In my previous post, To Outsource or to Insource, That is the Question – Part 1, I wrote about the moment when F. Matthias Alexander, the developer of the Alexander Technique* came to the realization that outsourcing the solution to his vocal problem was not going to work. Instead, he needed to insource, to draw on his own skills.
The last doctor he had seen advised total vocal rest for two weeks and, like the everything else he had tried, it failed miserably.
It was during a conversation with the doctor the next day, that Alexander made the decision to take matters into his own hand.
At the risk or repetition, I think it’s worth once again citing the passage in Alexander’s third book, The Use of the Self, that describes that conversation, and what might be called the initial conception of the Alexander Technique:
I saw my doctor next day and we talked the matter over, and at the end of the talk I asked him what he thought we had better do about it. “We must go on with the treatment,” he said. I told him I could not do that, and when he asked me why, I pointed out to him that although I had faithfully carried out his instruction not to use my voice in public during his treatment, the old condition of hoarseness had returned with- in an hour after I started to use my voice again on the night of my recital. ” Is it not fair, then,” I asked him, “to conclude that it was something I was doing that evening in using my voice that was the cause of the trouble?” He thought a moment and said, “Yes, that must be so.” ” Can you tell me, then,” I asked him, “what it was that I did that caused the trouble?” He frankly admitted that he could not. “Very well,” I replied,” if that is so, I must try to find out for myself.” (Chapter 1, “Evolution of a Technique”)

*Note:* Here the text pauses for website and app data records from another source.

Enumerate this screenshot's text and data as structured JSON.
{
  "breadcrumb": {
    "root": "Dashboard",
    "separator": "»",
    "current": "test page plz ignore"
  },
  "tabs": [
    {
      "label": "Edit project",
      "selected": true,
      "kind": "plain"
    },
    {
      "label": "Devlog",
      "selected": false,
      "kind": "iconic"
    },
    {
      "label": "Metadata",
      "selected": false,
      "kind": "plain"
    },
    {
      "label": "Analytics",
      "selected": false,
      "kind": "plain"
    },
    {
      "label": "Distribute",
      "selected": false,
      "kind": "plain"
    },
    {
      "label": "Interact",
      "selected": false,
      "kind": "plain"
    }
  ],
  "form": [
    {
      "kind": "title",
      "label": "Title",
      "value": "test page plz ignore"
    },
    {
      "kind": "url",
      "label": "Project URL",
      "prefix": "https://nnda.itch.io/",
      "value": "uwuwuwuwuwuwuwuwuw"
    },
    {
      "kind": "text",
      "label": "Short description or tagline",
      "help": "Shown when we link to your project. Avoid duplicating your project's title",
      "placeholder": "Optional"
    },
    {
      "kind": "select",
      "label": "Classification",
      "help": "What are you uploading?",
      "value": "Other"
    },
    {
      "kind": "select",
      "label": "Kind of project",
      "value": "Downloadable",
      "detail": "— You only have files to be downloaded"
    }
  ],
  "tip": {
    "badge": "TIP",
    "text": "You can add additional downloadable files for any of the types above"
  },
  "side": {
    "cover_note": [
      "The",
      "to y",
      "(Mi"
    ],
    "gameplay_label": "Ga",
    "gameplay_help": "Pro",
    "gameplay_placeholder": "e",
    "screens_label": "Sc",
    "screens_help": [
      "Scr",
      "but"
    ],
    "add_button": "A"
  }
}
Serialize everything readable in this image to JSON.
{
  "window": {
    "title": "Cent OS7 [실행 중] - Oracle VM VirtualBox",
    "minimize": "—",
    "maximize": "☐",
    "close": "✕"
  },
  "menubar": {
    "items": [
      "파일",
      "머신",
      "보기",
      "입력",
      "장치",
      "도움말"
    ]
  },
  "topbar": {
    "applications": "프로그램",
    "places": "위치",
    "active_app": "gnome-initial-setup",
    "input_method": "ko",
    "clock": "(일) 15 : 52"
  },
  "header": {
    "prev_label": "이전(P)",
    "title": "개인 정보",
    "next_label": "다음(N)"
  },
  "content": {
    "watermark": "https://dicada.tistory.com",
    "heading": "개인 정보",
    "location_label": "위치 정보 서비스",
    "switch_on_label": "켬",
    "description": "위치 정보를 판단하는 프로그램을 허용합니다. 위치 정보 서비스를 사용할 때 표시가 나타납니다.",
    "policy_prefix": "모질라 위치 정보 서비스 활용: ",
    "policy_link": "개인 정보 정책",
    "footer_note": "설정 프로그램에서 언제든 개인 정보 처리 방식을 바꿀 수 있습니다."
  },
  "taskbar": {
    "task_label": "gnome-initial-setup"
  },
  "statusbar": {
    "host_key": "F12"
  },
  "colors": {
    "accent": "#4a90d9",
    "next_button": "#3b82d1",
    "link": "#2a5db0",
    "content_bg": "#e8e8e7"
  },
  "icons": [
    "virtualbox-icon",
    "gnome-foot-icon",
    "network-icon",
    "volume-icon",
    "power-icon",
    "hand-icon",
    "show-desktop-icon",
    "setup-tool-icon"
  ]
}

There was of course a period of time before Alexander’s conception led to the birth his Technique. There is some question of just how long the gestation period was. Two or three years seems to be a reasonable estimate.
Alexander himself provides a description of the process he went through in the remaining part of “Evolution of a Technique”. That description, along with a recapitulation of his self-experiments in Chapter 2 of his fourth and final book, The Universal Constant in Living, give us some idea of the challenges he faced, and the ingenious ways he overcame them.
In some very surprising ways, his situation was a little like that of the modern physicist who wants to study the behavior of sub-atomic particles. For these physicists, traditional ideas about the “scientific method” fly out the window – including the detached observation process usually seen as a requirement for serious scientific investigation. It turns out that when a scientist observes the behavior of of sub-atomic particles, the very act of his or her observation affects their behavior.
Mere observation influences what is being observed.
Just imagine the difficulties that presents!
Alexander was up against an equally vexing problem: he needed to observe himself in as accurate a way possible in order to judge the effects of his self-experiments. Unlike the physicist with his sub-atomic particles, whose very presence influenced their behavior, Alexander faced the problem that he was the very entity he was observing.
In other words, the experimenter was the subject of his own experiments.
Just imagine the difficulties that presented!
In Alexander’s case, he was initially dealing with two variables: his mental intent about what he was doing, and what it felt like he was doing.
It didn’t take him long to realize that his feelings about what he was doing were not accurate. He needed a way judge what was actually going on that was independent of them.
Eventually, he came up with idea of using a mirror, and then several mirrors, to see what he was doing – a method that enabled him to by-pass his faulty sensory information. The mirrors gave him relatively accurate information that he was unable to get through his feeling senses.
It’s not possible here to give a full account of all the strategies Alexander brought to bear on his problem. It’s well worth reading, and thinking about, the descriptions Alexander provides in The Use of the Self and The Universal Constant.
The late Marjorie Barstow used to say that in her view, the most important sentence in the first chapter of The Use of the Self was: “It is impossible to describe here in detail my various experiences during this long period.”
Clearly Alexander went up many blind alleys before he eventually came up with a method of self-direction that would bring about useful change, and not just the illusion of useful change.
All of which is to say that he had to insource in ways he had never been trained to do. Indeed that nobody had ever done before as far as he knew. Out of this odyssey of self-examination and self-discovery was born the Alexander Technique.
In my next blog, I’ll explore a simple and practical, insourcing method that lies at the core of the Alexander Technique – and that makes the Technique such a powerful means of self-transformation.
*It’s worth noting that Alexander never used the term “Alexander Technique”, instead referring to it as “the work”.